Posts Tagged ‘fancy dress’

1923 Hospital Week

April 29, 2016

Back in the 20s and 30s the Hospital Week was carnival time in Market Lavington and Easterton. It was the time for dressing up and having fun and generally enjoying life. And at the same time money was raised to assist those in need with the cost of health care in those bleak days before there was a National Health Service.

Hospital Week in 1923. Fancy dress at Easterton pump

Hospital Week in 1923. Fancy dress at Easterton pump

This little group are clearly entering into the spirit of things and have themselves suitably attired for all the fun on offer – and to entertain those less able to take an active part.

For once, perhaps, it is the man who takes the eye.

 image003 This chap is dressed as a shell petrol man complete with a magnificent head dress and a suitable can as well as various Shell logos. Sad to say we don’t know who he is and neither do we know the ladies.


Any help identifying these people would be gratefully received.

The third lady appears to have done something seen as ‘non PC’ these days. It looks as though she has blacked up or at least darkened her facial skin.


The location is interesting for these people are by the Easterton pump which still stands on Kings Road, close by the bridge.
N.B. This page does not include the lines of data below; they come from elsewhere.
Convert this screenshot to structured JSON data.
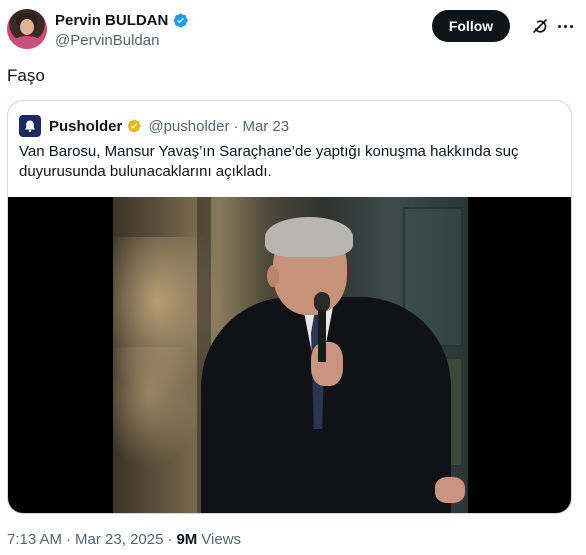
{
  "author": {
    "display_name": "Pervin BULDAN",
    "handle": "@PervinBuldan",
    "verified_color": "#1d9bf0"
  },
  "actions": {
    "follow_label": "Follow",
    "grok_icon": "grok-icon",
    "more_icon": "more-icon"
  },
  "tweet": {
    "text": "Faşo"
  },
  "quoted": {
    "display_name": "Pusholder",
    "handle": "@pusholder",
    "separator": "·",
    "date": "Mar 23",
    "verified_color": "#e2b719",
    "text": "Van Barosu, Mansur Yavaş’ın Saraçhane’de yaptığı konuşma hakkında suç duyurusunda bulunacaklarını açıkladı."
  },
  "meta": {
    "time": "7:13 AM",
    "separator": "·",
    "date": "Mar 23, 2025",
    "separator2": "·",
    "views_count": "9M",
    "views_label": "Views"
  }
}
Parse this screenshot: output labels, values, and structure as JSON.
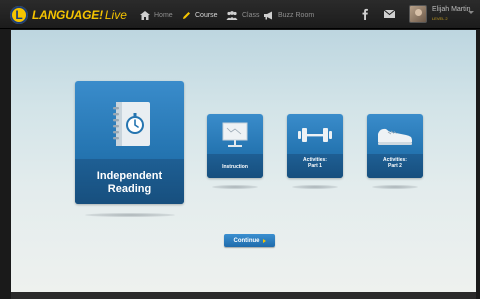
{
  "app": {
    "logo_letter": "L",
    "brand_bold": "LANGUAGE!",
    "brand_light": "Live"
  },
  "nav": {
    "items": [
      {
        "label": "Home",
        "icon": "home-icon"
      },
      {
        "label": "Course",
        "icon": "pencil-icon"
      },
      {
        "label": "Class",
        "icon": "people-icon"
      },
      {
        "label": "Buzz Room",
        "icon": "megaphone-icon"
      }
    ],
    "active": "Course"
  },
  "user": {
    "name": "Elijah Martin",
    "level": "LEVEL 2"
  },
  "tiles": {
    "main": {
      "label_line1": "Independent",
      "label_line2": "Reading",
      "icon": "notebook-timer-icon"
    },
    "instruction": {
      "label": "Instruction",
      "icon": "presentation-board-icon"
    },
    "activities1": {
      "label_line1": "Activities:",
      "label_line2": "Part 1",
      "icon": "dumbbell-icon"
    },
    "activities2": {
      "label_line1": "Activities:",
      "label_line2": "Part 2",
      "icon": "sneaker-icon"
    }
  },
  "actions": {
    "continue_label": "Continue"
  },
  "colors": {
    "topbar": "#1c1c1c",
    "brand_yellow": "#f5c400",
    "tile_blue": "#2474b0",
    "tile_dark": "#174f7e",
    "background_top": "#bdd6e0"
  }
}
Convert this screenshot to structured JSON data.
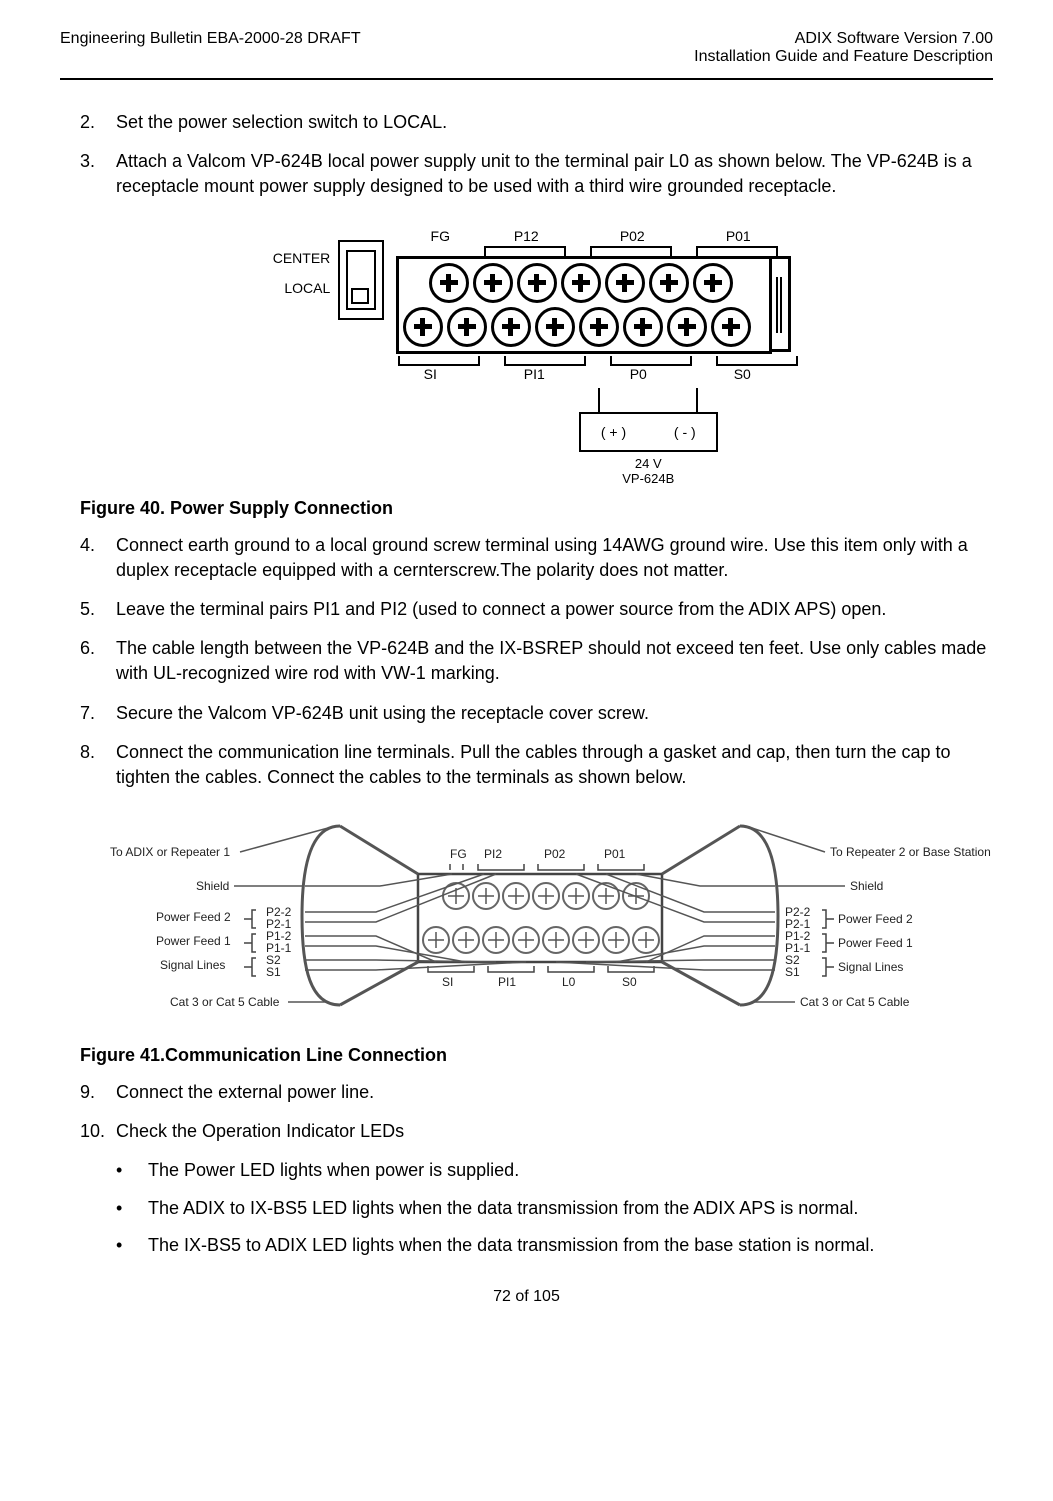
{
  "header": {
    "left": "Engineering Bulletin EBA-2000-28 DRAFT",
    "right_line1": "ADIX Software Version 7.00",
    "right_line2": "Installation Guide and Feature Description"
  },
  "steps": {
    "s2": {
      "num": "2.",
      "text": "Set the power selection switch  to LOCAL."
    },
    "s3": {
      "num": "3.",
      "text": "Attach a Valcom VP-624B local power supply unit  to the terminal pair L0 as shown below. The VP-624B is a receptacle mount power supply designed to be used with a third wire grounded receptacle."
    },
    "s4": {
      "num": "4.",
      "text": "Connect earth ground to a local ground screw terminal using 14AWG ground wire.  Use this item only with a duplex receptacle equipped with a cernterscrew.The polarity does not matter."
    },
    "s5": {
      "num": "5.",
      "text": "Leave the terminal pairs PI1 and PI2 (used to connect a power source from the ADIX APS) open."
    },
    "s6": {
      "num": "6.",
      "text": "The cable length between the VP-624B and the IX-BSREP should not exceed ten feet.  Use only cables made with UL-recognized wire rod with VW-1 marking."
    },
    "s7": {
      "num": "7.",
      "text": "Secure the Valcom VP-624B unit using the receptacle cover screw."
    },
    "s8": {
      "num": "8.",
      "text": "Connect the communication line terminals. Pull the cables through a gasket and cap, then turn the cap to tighten the cables. Connect the cables to the terminals as shown below."
    },
    "s9": {
      "num": "9.",
      "text": "Connect the external power line."
    },
    "s10": {
      "num": "10.",
      "text": "Check the Operation Indicator LEDs"
    }
  },
  "bullets": {
    "b1": "The Power LED lights when power is supplied.",
    "b2": "The ADIX to IX-BS5 LED lights when the data transmission from the ADIX APS is normal.",
    "b3": "The IX-BS5 to ADIX LED lights when the data transmission from the base station is normal."
  },
  "figures": {
    "f40": {
      "caption": "Figure 40.  Power Supply Connection",
      "switch_label_top": "CENTER",
      "switch_label_bottom": "LOCAL",
      "top_labels": {
        "fg": "FG",
        "p12": "P12",
        "p02": "P02",
        "p01": "P01"
      },
      "bottom_labels": {
        "si": "SI",
        "pi1": "PI1",
        "p0": "P0",
        "s0": "S0"
      },
      "drop": {
        "plus": "( + )",
        "minus": "( - )",
        "volt": "24 V",
        "model": "VP-624B"
      }
    },
    "f41": {
      "caption": "Figure 41.Communication Line Connection",
      "left_title": "To ADIX or Repeater 1",
      "right_title": "To Repeater 2 or Base Station",
      "left_labels": {
        "shield": "Shield",
        "pf2": "Power Feed 2",
        "pf1": "Power Feed 1",
        "sig": "Signal Lines"
      },
      "right_labels": {
        "shield": "Shield",
        "pf2": "Power Feed 2",
        "pf1": "Power Feed 1",
        "sig": "Signal Lines"
      },
      "pins_left": [
        "P2-2",
        "P2-1",
        "P1-2",
        "P1-1",
        "S2",
        "S1"
      ],
      "pins_right": [
        "P2-2",
        "P2-1",
        "P1-2",
        "P1-1",
        "S2",
        "S1"
      ],
      "top_labels": {
        "fg": "FG",
        "pi2": "PI2",
        "p02": "P02",
        "p01": "P01"
      },
      "bottom_labels": {
        "si": "SI",
        "pi1": "PI1",
        "l0": "L0",
        "s0": "S0"
      },
      "cable_note": "Cat 3 or Cat 5 Cable"
    }
  },
  "page_number": "72 of 105"
}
This clearly shows the chute for delivering water into a bowser. Farmers brought mobile water carriers or bowsers to the pump for filling. This helps to explain why the pump was built on quite a high stand.


At the Kings Arms in 1985

April 12, 2016

One of the new displays we’ll have this year is about former pubs in Market Lavington and Easterton – not forgetting, of course, our two survivors, The Royal Oak in Easterton and the Green Dragon in Market Lavington. We open for the coming season on the first of May

We have most memorabilia about The Kings Arms. When that closed in about 2008, Wadworth, the owners, allowed us to gather up some items for the museum.

And more memorabilia arrived the other day – photos which we guess were taken in connection with a barrel rolling event.

Red Indians at the Kings Arms in 1985

Red Indians at the Kings Arms in 1985

Here we see a Red Indian chief with four squaws.

One squaw is holding a shield so clearly they have won something for the year 1985.

The picture is taken just outside the front door of the pub and gives us a bonus extra. Above the door is the name of the licence holder.

Mr A Thorn held the licence

Mr A Thorn held the licence

Aha! Mr A Thorn held the licence to sell intoxicating liquors for consumption on or off the premises.

Almost inevitably, we don’t know the names of our redskin chums. We guess somebody will let us know.

Carnival Time – about 1920

February 17, 2013

This photo has recently been sent, along with others, by a museum friend in the antipodes. It shows a carnival procession lining up on Easterton street.

A Market Lavington and Easterton Hospital Week carnival lines up in Easterton - about 1920

A Market Lavington and Easterton Hospital Week carnival lines up in Easterton – about 1920

We can start with the identified person. The girl on the extreme right, wearing a fairy costume is Ena Gye. Ena was born in 1911 and it is from her that we date the picture as around 1920.


Ena Gye – born 1911, Market Lavington

As we can see, the photo is sepia in style but we can often see people better in black and white. There could be other recognisable people in the picture although fancy dress and make up can make recognition harder.


It’s hard to recognise people in fancy dress!

There’s a case in point. The witches clearly have masks. Doe’s the man holding the tiller of the bath chair really have that facial hair? Maybe the best hopes for identity are the Japanese lady or maybe the wagon on which a part of the farm name can be seen.

One person in the photo is peering out of a cottage doorway. Perhaps there’s somebody who might recognise him.

Can anyone recognise the Easterton resident peering out from his doorway?

Can anyone recognise the Easterton resident peering out from his doorway?

There he is, behind the bear.

We think this is a glorious photo so many, many thanks to Amanda for sending it to us.

Hospital week children in 1927

April 2, 2011

This charming photo of youngsters dressed for the carnival in 1927 was taken by the Burgess photographers.

Children in fancy dress for Market Lavington Hospital Week in 1927

We know the names of many of the children. From left to right they are:

  • Bessie Gye who later became Bessie Francis, the wife of Peter who took over the photography business
  • Tom Gye, the soldier, is still living in the village.
  • The tall girl is Lily Drury
  • Bob Drury is dressed as a golly – now politically incorrect but blacking up was not seen as any kind of a problem then.
  • Eric Hopkins looks to be a bus conductor.
  • The next two boys are not named. I wonder if anybody can help there.
  • This brings us to Peggy Welch as a flower girl. Peggy married Tom Gye and was, of course, our museum founder.
  • The next girl is actually Peggy’s brother, Tony Welch.
  • The right hand girl is Phyllis Hatswell who appears to be dressed as a candle.

Bessie and Tom Gye and Lily Drury from a photo at Market Lavington Museum

Here we have zoomed in on Bessie and Tom Gye and Lily Drury.

Behind them we get a seasonal clue for stooks of corn stand in the field. It was harvest time.